# PROBLEM TO SOLVE
Exclude the images, then return every line below exactly as written.

TASK INPUTS below:

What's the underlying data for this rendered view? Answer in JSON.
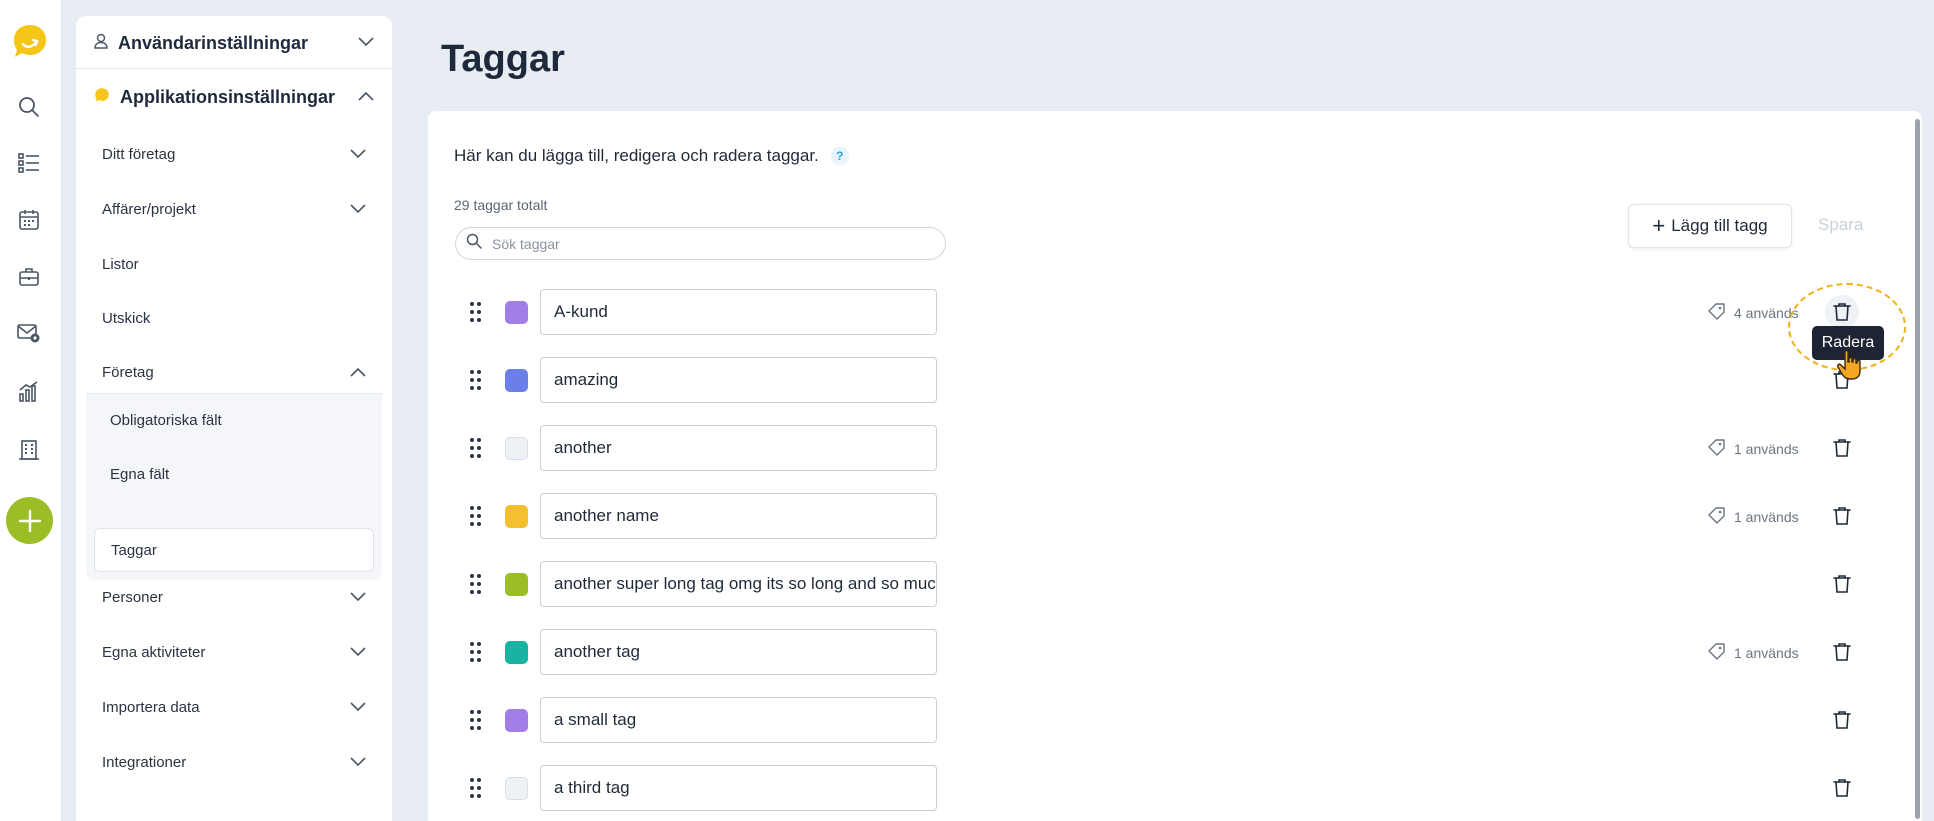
{
  "nav_rail": {
    "icons": [
      "logo-icon",
      "search-icon",
      "list-icon",
      "calendar-icon",
      "briefcase-icon",
      "mail-settings-icon",
      "chart-icon",
      "building-icon",
      "add-icon"
    ],
    "accent": "#9bbd26",
    "logo_color": "#f5c518"
  },
  "settings": {
    "user_section": "Användarinställningar",
    "app_section": "Applikationsinställningar",
    "items": [
      {
        "label": "Ditt företag"
      },
      {
        "label": "Affärer/projekt"
      },
      {
        "label": "Listor"
      },
      {
        "label": "Utskick"
      },
      {
        "label": "Företag"
      },
      {
        "label": "Personer"
      },
      {
        "label": "Egna aktiviteter"
      },
      {
        "label": "Importera data"
      },
      {
        "label": "Integrationer"
      }
    ],
    "foretag_sub": [
      {
        "label": "Obligatoriska fält"
      },
      {
        "label": "Egna fält"
      },
      {
        "label": "Taggar"
      }
    ]
  },
  "main": {
    "title": "Taggar",
    "description": "Här kan du lägga till, redigera och radera taggar.",
    "help": "?",
    "count": "29 taggar totalt",
    "search_placeholder": "Sök taggar",
    "add_button": "Lägg till tagg",
    "add_symbol": "+",
    "save_button": "Spara",
    "tooltip": "Radera",
    "tags": [
      {
        "name": "A-kund",
        "color": "#a27ee8",
        "usage": "4 används"
      },
      {
        "name": "amazing",
        "color": "#6b7fe8",
        "usage": ""
      },
      {
        "name": "another",
        "color": "",
        "usage": "1 används"
      },
      {
        "name": "another name",
        "color": "#f5c030",
        "usage": "1 används"
      },
      {
        "name": "another super long tag omg its so long and so much",
        "color": "#9bbd26",
        "usage": ""
      },
      {
        "name": "another tag",
        "color": "#17b3a3",
        "usage": "1 används"
      },
      {
        "name": "a small tag",
        "color": "#a27ee8",
        "usage": ""
      },
      {
        "name": "a third tag",
        "color": "",
        "usage": ""
      }
    ]
  }
}
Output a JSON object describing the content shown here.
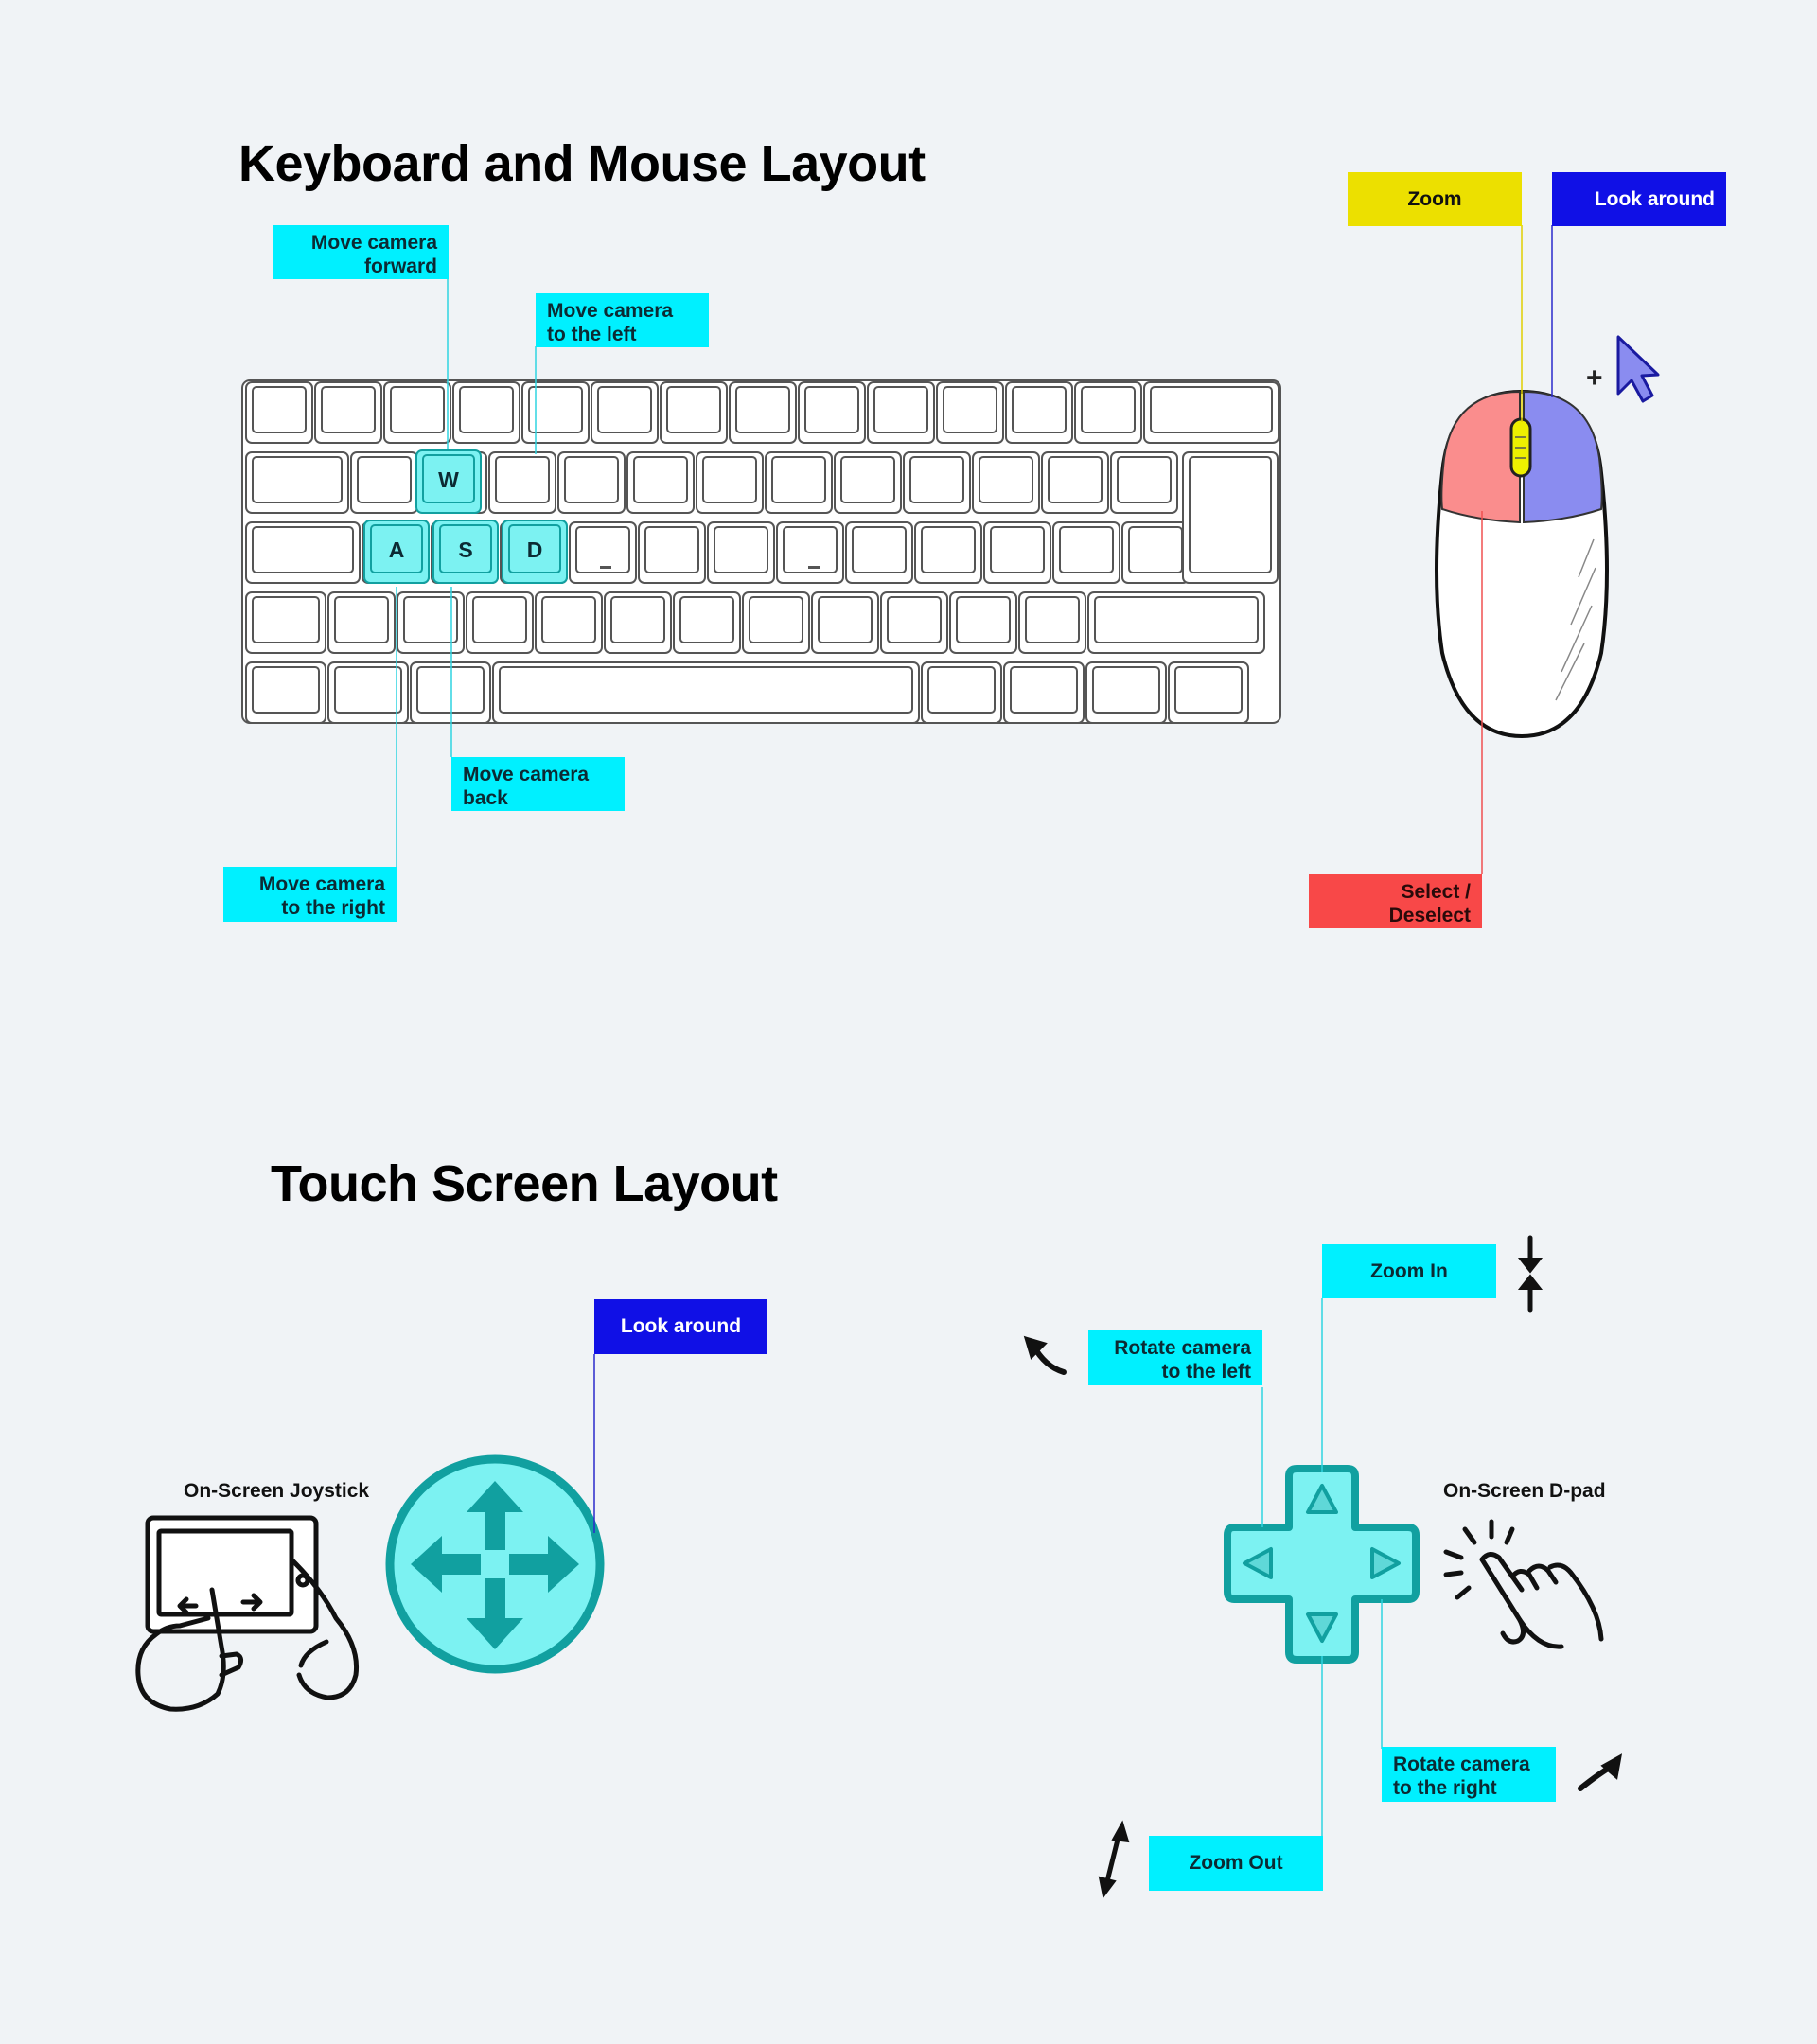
{
  "headings": {
    "keyboard_mouse": "Keyboard and Mouse Layout",
    "touch": "Touch Screen Layout"
  },
  "keyboard": {
    "keys": {
      "w": "W",
      "a": "A",
      "s": "S",
      "d": "D"
    },
    "callouts": {
      "forward": "Move camera\nforward",
      "left": "Move camera\nto the left",
      "back": "Move camera\nback",
      "right": "Move camera\nto the right"
    }
  },
  "mouse": {
    "callouts": {
      "zoom": "Zoom",
      "look": "Look around",
      "select": "Select /\nDeselect"
    },
    "plus_symbol": "+"
  },
  "touch": {
    "joystick_caption": "On-Screen Joystick",
    "dpad_caption": "On-Screen D-pad",
    "callouts": {
      "look": "Look around",
      "zoom_in": "Zoom In",
      "rotate_left": "Rotate camera\nto the left",
      "rotate_right": "Rotate camera\nto the right",
      "zoom_out": "Zoom Out"
    }
  },
  "colors": {
    "cyan": "#00f0ff",
    "blue": "#1010e6",
    "yellow": "#ece000",
    "red": "#f84848",
    "mouse_left": "#fa8d8d",
    "mouse_right": "#8a8cf0",
    "touch_fill": "#7cf2f2",
    "touch_stroke": "#11a0a0"
  }
}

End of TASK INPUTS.

# EXERCISE RESULT
What's the underlying data for this rendered view? Answer in JSON.
{
  "nav_rail": {
    "icons": [
      "logo-icon",
      "search-icon",
      "list-icon",
      "calendar-icon",
      "briefcase-icon",
      "mail-settings-icon",
      "chart-icon",
      "building-icon",
      "add-icon"
    ],
    "accent": "#9bbd26",
    "logo_color": "#f5c518"
  },
  "settings": {
    "user_section": "Användarinställningar",
    "app_section": "Applikationsinställningar",
    "items": [
      {
        "label": "Ditt företag"
      },
      {
        "label": "Affärer/projekt"
      },
      {
        "label": "Listor"
      },
      {
        "label": "Utskick"
      },
      {
        "label": "Företag"
      },
      {
        "label": "Personer"
      },
      {
        "label": "Egna aktiviteter"
      },
      {
        "label": "Importera data"
      },
      {
        "label": "Integrationer"
      }
    ],
    "foretag_sub": [
      {
        "label": "Obligatoriska fält"
      },
      {
        "label": "Egna fält"
      },
      {
        "label": "Taggar"
      }
    ]
  },
  "main": {
    "title": "Taggar",
    "description": "Här kan du lägga till, redigera och radera taggar.",
    "help": "?",
    "count": "29 taggar totalt",
    "search_placeholder": "Sök taggar",
    "add_button": "Lägg till tagg",
    "add_symbol": "+",
    "save_button": "Spara",
    "tooltip": "Radera",
    "tags": [
      {
        "name": "A-kund",
        "color": "#a27ee8",
        "usage": "4 används"
      },
      {
        "name": "amazing",
        "color": "#6b7fe8",
        "usage": ""
      },
      {
        "name": "another",
        "color": "",
        "usage": "1 används"
      },
      {
        "name": "another name",
        "color": "#f5c030",
        "usage": "1 används"
      },
      {
        "name": "another super long tag omg its so long and so much",
        "color": "#9bbd26",
        "usage": ""
      },
      {
        "name": "another tag",
        "color": "#17b3a3",
        "usage": "1 används"
      },
      {
        "name": "a small tag",
        "color": "#a27ee8",
        "usage": ""
      },
      {
        "name": "a third tag",
        "color": "",
        "usage": ""
      }
    ]
  }
}
Output a JSON object describing the content shown here.
{
  "headings": {
    "keyboard_mouse": "Keyboard and Mouse Layout",
    "touch": "Touch Screen Layout"
  },
  "keyboard": {
    "keys": {
      "w": "W",
      "a": "A",
      "s": "S",
      "d": "D"
    },
    "callouts": {
      "forward": "Move camera\nforward",
      "left": "Move camera\nto the left",
      "back": "Move camera\nback",
      "right": "Move camera\nto the right"
    }
  },
  "mouse": {
    "callouts": {
      "zoom": "Zoom",
      "look": "Look around",
      "select": "Select /\nDeselect"
    },
    "plus_symbol": "+"
  },
  "touch": {
    "joystick_caption": "On-Screen Joystick",
    "dpad_caption": "On-Screen D-pad",
    "callouts": {
      "look": "Look around",
      "zoom_in": "Zoom In",
      "rotate_left": "Rotate camera\nto the left",
      "rotate_right": "Rotate camera\nto the right",
      "zoom_out": "Zoom Out"
    }
  },
  "colors": {
    "cyan": "#00f0ff",
    "blue": "#1010e6",
    "yellow": "#ece000",
    "red": "#f84848",
    "mouse_left": "#fa8d8d",
    "mouse_right": "#8a8cf0",
    "touch_fill": "#7cf2f2",
    "touch_stroke": "#11a0a0"
  }
}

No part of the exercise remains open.